Exercise requirements:
Each line of the records below that includes "black" adds one to the count; state the final count by itself.

START The records

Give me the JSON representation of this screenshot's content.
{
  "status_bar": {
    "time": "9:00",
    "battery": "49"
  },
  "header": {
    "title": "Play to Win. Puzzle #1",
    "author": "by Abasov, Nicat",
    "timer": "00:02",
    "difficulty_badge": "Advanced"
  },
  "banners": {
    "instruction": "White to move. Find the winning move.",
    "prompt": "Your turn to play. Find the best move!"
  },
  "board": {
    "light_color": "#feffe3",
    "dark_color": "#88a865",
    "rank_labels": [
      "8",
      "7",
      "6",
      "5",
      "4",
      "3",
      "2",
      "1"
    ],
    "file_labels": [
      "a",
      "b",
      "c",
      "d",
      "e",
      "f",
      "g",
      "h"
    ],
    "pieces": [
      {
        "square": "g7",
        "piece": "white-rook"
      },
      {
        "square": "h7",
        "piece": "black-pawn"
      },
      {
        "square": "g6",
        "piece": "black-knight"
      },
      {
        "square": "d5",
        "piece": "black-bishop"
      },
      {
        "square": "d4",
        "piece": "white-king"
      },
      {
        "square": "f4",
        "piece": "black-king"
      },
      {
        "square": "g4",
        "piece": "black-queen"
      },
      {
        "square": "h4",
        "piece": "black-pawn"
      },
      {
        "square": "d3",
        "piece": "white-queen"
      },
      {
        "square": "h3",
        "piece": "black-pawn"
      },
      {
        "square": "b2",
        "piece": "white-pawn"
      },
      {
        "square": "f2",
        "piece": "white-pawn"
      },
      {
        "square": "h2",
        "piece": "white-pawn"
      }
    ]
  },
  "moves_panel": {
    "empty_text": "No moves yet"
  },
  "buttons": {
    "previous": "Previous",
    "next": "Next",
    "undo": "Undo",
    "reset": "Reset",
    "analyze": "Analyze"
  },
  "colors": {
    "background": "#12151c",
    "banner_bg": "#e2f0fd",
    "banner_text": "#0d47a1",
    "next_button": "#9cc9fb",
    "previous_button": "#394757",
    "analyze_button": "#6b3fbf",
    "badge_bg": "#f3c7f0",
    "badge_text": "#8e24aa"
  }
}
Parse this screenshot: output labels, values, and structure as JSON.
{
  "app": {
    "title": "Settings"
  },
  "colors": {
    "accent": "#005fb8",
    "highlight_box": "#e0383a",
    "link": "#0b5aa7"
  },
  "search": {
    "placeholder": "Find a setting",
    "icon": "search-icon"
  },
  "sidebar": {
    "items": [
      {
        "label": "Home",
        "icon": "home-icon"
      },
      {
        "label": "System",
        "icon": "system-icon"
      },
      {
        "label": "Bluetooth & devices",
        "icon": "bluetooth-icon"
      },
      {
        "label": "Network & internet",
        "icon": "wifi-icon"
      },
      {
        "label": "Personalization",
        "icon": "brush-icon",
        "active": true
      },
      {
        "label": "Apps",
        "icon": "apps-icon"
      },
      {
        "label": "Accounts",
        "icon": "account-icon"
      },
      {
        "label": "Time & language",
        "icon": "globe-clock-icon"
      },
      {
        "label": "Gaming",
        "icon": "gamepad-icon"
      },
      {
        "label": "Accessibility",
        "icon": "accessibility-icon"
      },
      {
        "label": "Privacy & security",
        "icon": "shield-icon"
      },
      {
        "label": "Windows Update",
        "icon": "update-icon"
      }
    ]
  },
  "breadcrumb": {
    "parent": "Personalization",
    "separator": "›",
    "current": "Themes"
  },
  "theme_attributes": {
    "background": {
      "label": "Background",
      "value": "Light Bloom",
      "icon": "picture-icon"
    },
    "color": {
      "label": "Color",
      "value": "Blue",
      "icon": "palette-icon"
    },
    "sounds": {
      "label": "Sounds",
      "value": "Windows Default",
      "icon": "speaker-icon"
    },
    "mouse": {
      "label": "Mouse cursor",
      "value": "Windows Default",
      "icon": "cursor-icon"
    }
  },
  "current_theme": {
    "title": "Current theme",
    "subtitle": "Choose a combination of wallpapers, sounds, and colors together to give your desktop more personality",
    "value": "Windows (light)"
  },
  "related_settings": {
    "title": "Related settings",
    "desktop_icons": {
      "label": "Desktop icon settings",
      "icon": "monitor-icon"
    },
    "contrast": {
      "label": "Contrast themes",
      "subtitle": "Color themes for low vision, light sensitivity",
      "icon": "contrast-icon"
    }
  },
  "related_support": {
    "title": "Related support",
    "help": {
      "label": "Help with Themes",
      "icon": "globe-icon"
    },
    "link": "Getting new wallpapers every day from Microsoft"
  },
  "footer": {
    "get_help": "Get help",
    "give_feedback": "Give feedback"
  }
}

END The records

Answer below:
7